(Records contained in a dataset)
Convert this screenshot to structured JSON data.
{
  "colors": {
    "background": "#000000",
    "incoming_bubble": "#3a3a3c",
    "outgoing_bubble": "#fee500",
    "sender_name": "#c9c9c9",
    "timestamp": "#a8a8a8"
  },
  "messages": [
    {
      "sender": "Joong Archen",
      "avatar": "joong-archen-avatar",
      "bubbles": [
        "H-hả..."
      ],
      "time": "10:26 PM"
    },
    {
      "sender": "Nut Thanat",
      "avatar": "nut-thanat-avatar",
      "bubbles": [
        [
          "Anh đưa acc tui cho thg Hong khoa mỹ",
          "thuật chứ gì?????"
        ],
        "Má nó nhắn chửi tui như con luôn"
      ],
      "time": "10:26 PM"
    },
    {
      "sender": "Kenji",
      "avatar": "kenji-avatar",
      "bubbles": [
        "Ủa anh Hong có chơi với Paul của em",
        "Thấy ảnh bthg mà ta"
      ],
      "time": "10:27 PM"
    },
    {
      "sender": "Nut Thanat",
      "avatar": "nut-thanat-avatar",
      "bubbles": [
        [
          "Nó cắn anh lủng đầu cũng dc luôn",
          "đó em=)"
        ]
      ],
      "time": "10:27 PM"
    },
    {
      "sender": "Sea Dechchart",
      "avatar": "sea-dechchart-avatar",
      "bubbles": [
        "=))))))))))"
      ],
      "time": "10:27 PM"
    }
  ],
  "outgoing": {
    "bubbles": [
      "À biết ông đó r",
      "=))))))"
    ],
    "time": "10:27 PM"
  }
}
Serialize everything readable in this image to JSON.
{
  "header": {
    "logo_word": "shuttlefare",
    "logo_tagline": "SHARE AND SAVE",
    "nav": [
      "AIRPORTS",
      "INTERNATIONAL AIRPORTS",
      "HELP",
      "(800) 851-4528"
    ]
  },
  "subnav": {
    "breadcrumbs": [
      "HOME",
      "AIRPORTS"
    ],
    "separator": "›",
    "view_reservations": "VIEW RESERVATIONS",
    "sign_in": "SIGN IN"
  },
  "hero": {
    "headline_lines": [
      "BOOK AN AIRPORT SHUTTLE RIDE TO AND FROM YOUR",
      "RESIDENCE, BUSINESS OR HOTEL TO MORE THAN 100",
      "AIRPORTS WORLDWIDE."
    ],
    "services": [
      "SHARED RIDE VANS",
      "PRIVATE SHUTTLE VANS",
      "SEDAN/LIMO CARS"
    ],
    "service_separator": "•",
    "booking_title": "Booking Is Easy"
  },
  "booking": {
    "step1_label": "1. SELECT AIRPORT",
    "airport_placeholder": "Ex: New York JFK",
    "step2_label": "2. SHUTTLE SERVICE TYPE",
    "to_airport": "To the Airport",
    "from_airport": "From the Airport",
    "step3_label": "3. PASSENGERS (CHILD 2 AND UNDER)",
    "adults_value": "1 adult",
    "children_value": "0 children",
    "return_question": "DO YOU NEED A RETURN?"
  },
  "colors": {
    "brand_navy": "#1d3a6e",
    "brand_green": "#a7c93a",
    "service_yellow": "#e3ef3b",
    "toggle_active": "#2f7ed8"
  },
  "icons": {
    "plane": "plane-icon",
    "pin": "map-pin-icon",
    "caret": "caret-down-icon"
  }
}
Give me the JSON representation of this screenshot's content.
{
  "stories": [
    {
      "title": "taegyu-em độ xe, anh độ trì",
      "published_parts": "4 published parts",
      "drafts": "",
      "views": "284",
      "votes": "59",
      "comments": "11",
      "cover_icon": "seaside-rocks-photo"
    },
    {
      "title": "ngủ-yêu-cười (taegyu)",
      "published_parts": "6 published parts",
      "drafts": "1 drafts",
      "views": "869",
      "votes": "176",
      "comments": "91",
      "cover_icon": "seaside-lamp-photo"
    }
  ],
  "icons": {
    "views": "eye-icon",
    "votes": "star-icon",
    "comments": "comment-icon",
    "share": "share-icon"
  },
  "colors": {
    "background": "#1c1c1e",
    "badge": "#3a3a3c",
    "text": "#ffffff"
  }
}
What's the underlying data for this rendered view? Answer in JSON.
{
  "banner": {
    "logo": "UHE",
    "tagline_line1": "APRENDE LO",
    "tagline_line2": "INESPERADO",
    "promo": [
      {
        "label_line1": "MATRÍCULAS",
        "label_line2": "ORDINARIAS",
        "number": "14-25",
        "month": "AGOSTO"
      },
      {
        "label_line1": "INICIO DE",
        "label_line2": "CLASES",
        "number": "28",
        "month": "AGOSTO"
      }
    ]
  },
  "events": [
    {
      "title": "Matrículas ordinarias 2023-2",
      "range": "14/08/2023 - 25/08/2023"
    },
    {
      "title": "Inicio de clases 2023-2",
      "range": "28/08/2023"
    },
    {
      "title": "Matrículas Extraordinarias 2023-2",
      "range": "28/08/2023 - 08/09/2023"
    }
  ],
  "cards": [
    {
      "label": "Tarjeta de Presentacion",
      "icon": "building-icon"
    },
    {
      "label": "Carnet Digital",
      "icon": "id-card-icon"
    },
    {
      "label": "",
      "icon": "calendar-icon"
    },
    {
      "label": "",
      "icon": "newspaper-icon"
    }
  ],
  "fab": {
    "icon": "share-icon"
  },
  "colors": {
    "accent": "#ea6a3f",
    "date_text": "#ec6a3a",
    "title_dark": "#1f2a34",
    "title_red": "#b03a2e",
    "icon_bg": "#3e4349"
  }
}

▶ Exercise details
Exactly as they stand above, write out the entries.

▶ Your solution
Convert this screenshot to structured JSON data.
{
  "colors": {
    "background": "#000000",
    "incoming_bubble": "#3a3a3c",
    "outgoing_bubble": "#fee500",
    "sender_name": "#c9c9c9",
    "timestamp": "#a8a8a8"
  },
  "messages": [
    {
      "sender": "Joong Archen",
      "avatar": "joong-archen-avatar",
      "bubbles": [
        "H-hả..."
      ],
      "time": "10:26 PM"
    },
    {
      "sender": "Nut Thanat",
      "avatar": "nut-thanat-avatar",
      "bubbles": [
        [
          "Anh đưa acc tui cho thg Hong khoa mỹ",
          "thuật chứ gì?????"
        ],
        "Má nó nhắn chửi tui như con luôn"
      ],
      "time": "10:26 PM"
    },
    {
      "sender": "Kenji",
      "avatar": "kenji-avatar",
      "bubbles": [
        "Ủa anh Hong có chơi với Paul của em",
        "Thấy ảnh bthg mà ta"
      ],
      "time": "10:27 PM"
    },
    {
      "sender": "Nut Thanat",
      "avatar": "nut-thanat-avatar",
      "bubbles": [
        [
          "Nó cắn anh lủng đầu cũng dc luôn",
          "đó em=)"
        ]
      ],
      "time": "10:27 PM"
    },
    {
      "sender": "Sea Dechchart",
      "avatar": "sea-dechchart-avatar",
      "bubbles": [
        "=))))))))))"
      ],
      "time": "10:27 PM"
    }
  ],
  "outgoing": {
    "bubbles": [
      "À biết ông đó r",
      "=))))))"
    ],
    "time": "10:27 PM"
  }
}
Serialize everything readable in this image to JSON.
{
  "header": {
    "logo_word": "shuttlefare",
    "logo_tagline": "SHARE AND SAVE",
    "nav": [
      "AIRPORTS",
      "INTERNATIONAL AIRPORTS",
      "HELP",
      "(800) 851-4528"
    ]
  },
  "subnav": {
    "breadcrumbs": [
      "HOME",
      "AIRPORTS"
    ],
    "separator": "›",
    "view_reservations": "VIEW RESERVATIONS",
    "sign_in": "SIGN IN"
  },
  "hero": {
    "headline_lines": [
      "BOOK AN AIRPORT SHUTTLE RIDE TO AND FROM YOUR",
      "RESIDENCE, BUSINESS OR HOTEL TO MORE THAN 100",
      "AIRPORTS WORLDWIDE."
    ],
    "services": [
      "SHARED RIDE VANS",
      "PRIVATE SHUTTLE VANS",
      "SEDAN/LIMO CARS"
    ],
    "service_separator": "•",
    "booking_title": "Booking Is Easy"
  },
  "booking": {
    "step1_label": "1. SELECT AIRPORT",
    "airport_placeholder": "Ex: New York JFK",
    "step2_label": "2. SHUTTLE SERVICE TYPE",
    "to_airport": "To the Airport",
    "from_airport": "From the Airport",
    "step3_label": "3. PASSENGERS (CHILD 2 AND UNDER)",
    "adults_value": "1 adult",
    "children_value": "0 children",
    "return_question": "DO YOU NEED A RETURN?"
  },
  "colors": {
    "brand_navy": "#1d3a6e",
    "brand_green": "#a7c93a",
    "service_yellow": "#e3ef3b",
    "toggle_active": "#2f7ed8"
  },
  "icons": {
    "plane": "plane-icon",
    "pin": "map-pin-icon",
    "caret": "caret-down-icon"
  }
}
Give me the JSON representation of this screenshot's content.
{
  "stories": [
    {
      "title": "taegyu-em độ xe, anh độ trì",
      "published_parts": "4 published parts",
      "drafts": "",
      "views": "284",
      "votes": "59",
      "comments": "11",
      "cover_icon": "seaside-rocks-photo"
    },
    {
      "title": "ngủ-yêu-cười (taegyu)",
      "published_parts": "6 published parts",
      "drafts": "1 drafts",
      "views": "869",
      "votes": "176",
      "comments": "91",
      "cover_icon": "seaside-lamp-photo"
    }
  ],
  "icons": {
    "views": "eye-icon",
    "votes": "star-icon",
    "comments": "comment-icon",
    "share": "share-icon"
  },
  "colors": {
    "background": "#1c1c1e",
    "badge": "#3a3a3c",
    "text": "#ffffff"
  }
}
What's the underlying data for this rendered view? Answer in JSON.
{
  "banner": {
    "logo": "UHE",
    "tagline_line1": "APRENDE LO",
    "tagline_line2": "INESPERADO",
    "promo": [
      {
        "label_line1": "MATRÍCULAS",
        "label_line2": "ORDINARIAS",
        "number": "14-25",
        "month": "AGOSTO"
      },
      {
        "label_line1": "INICIO DE",
        "label_line2": "CLASES",
        "number": "28",
        "month": "AGOSTO"
      }
    ]
  },
  "events": [
    {
      "title": "Matrículas ordinarias 2023-2",
      "range": "14/08/2023 - 25/08/2023"
    },
    {
      "title": "Inicio de clases 2023-2",
      "range": "28/08/2023"
    },
    {
      "title": "Matrículas Extraordinarias 2023-2",
      "range": "28/08/2023 - 08/09/2023"
    }
  ],
  "cards": [
    {
      "label": "Tarjeta de Presentacion",
      "icon": "building-icon"
    },
    {
      "label": "Carnet Digital",
      "icon": "id-card-icon"
    },
    {
      "label": "",
      "icon": "calendar-icon"
    },
    {
      "label": "",
      "icon": "newspaper-icon"
    }
  ],
  "fab": {
    "icon": "share-icon"
  },
  "colors": {
    "accent": "#ea6a3f",
    "date_text": "#ec6a3a",
    "title_dark": "#1f2a34",
    "title_red": "#b03a2e",
    "icon_bg": "#3e4349"
  }
}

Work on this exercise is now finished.